### WHAT THE TASK ASKS
Show every line of the data below that includes the word "предложения".

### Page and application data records

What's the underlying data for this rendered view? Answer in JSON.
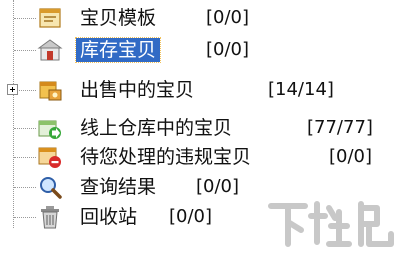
{
  "tree": {
    "items": [
      {
        "label": "宝贝模板",
        "count": "[0/0]",
        "icon": "template-icon",
        "selected": false,
        "expandable": false
      },
      {
        "label": "库存宝贝",
        "count": "[0/0]",
        "icon": "warehouse-icon",
        "selected": true,
        "expandable": false
      },
      {
        "label": "出售中的宝贝",
        "count": "[14/14]",
        "icon": "on-sale-icon",
        "selected": false,
        "expandable": true
      },
      {
        "label": "线上仓库中的宝贝",
        "count": "[77/77]",
        "icon": "online-warehouse-icon",
        "selected": false,
        "expandable": false
      },
      {
        "label": "待您处理的违规宝贝",
        "count": "[0/0]",
        "icon": "violation-icon",
        "selected": false,
        "expandable": false
      },
      {
        "label": "查询结果",
        "count": "[0/0]",
        "icon": "search-icon",
        "selected": false,
        "expandable": false
      },
      {
        "label": "回收站",
        "count": "[0/0]",
        "icon": "recycle-bin-icon",
        "selected": false,
        "expandable": false
      }
    ]
  },
  "watermark": {
    "text": "下载吧"
  },
  "colors": {
    "selection": "#316ac5",
    "selection_text": "#ffffff"
  }
}
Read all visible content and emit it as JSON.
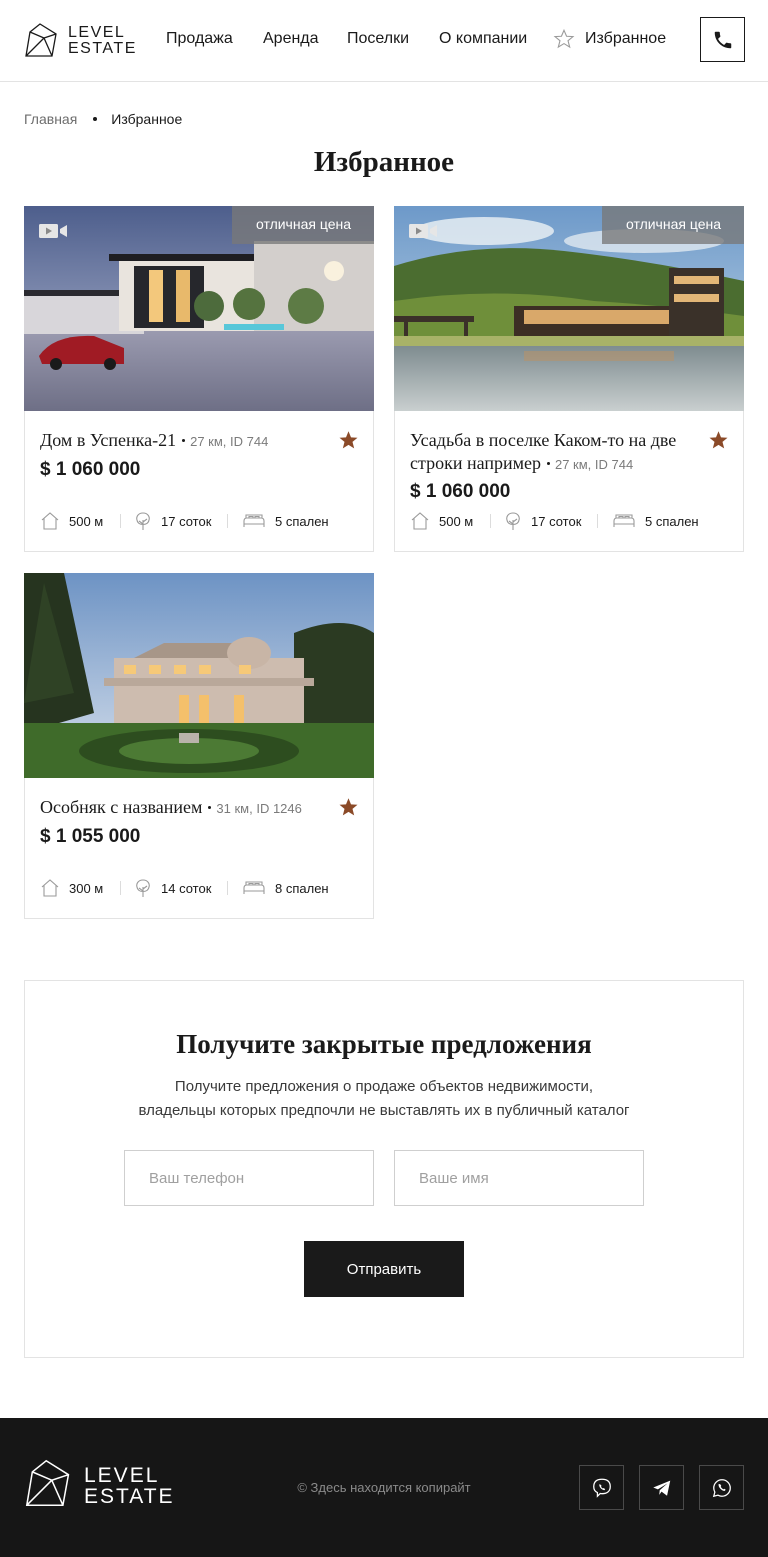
{
  "brand": {
    "logo_line1": "LEVEL",
    "logo_line2": "ESTATE"
  },
  "nav": {
    "items": [
      "Продажа",
      "Аренда",
      "Поселки",
      "О компании"
    ],
    "favorites": "Избранное"
  },
  "breadcrumb": {
    "home": "Главная",
    "current": "Избранное"
  },
  "page_title": "Избранное",
  "listings": [
    {
      "badge": "отличная цена",
      "has_video": true,
      "title": "Дом в Успенка-21",
      "meta": "27 км, ID 744",
      "price": "$ 1 060 000",
      "features": {
        "house": "500 м",
        "land": "17 соток",
        "bedrooms": "5 спален"
      },
      "favorited": true
    },
    {
      "badge": "отличная цена",
      "has_video": true,
      "title": "Усадьба в поселке Каком-то на две строки например",
      "meta": "27 км, ID 744",
      "price": "$ 1 060 000",
      "features": {
        "house": "500 м",
        "land": "17 соток",
        "bedrooms": "5 спален"
      },
      "favorited": true
    },
    {
      "badge": "",
      "has_video": false,
      "title": "Особняк с названием",
      "meta": "31 км, ID 1246",
      "price": "$ 1 055 000",
      "features": {
        "house": "300 м",
        "land": "14 соток",
        "bedrooms": "8 спален"
      },
      "favorited": true
    }
  ],
  "subscribe": {
    "title": "Получите закрытые предложения",
    "text_line1": "Получите предложения о продаже объектов недвижимости,",
    "text_line2": "владельцы которых предпочли не выставлять их в публичный каталог",
    "phone_placeholder": "Ваш телефон",
    "name_placeholder": "Ваше имя",
    "submit": "Отправить"
  },
  "footer": {
    "copyright": "© Здесь находится копирайт",
    "social": [
      "viber-icon",
      "telegram-icon",
      "whatsapp-icon"
    ]
  },
  "colors": {
    "accent_star": "#8b4a28",
    "dark": "#1a1a1a",
    "footer_bg": "#161616",
    "badge_bg": "#787878"
  }
}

### SOLUTION
    "title": "Получите закрытые предложения",
    "text_line1": "Получите предложения о продаже объектов недвижимости,",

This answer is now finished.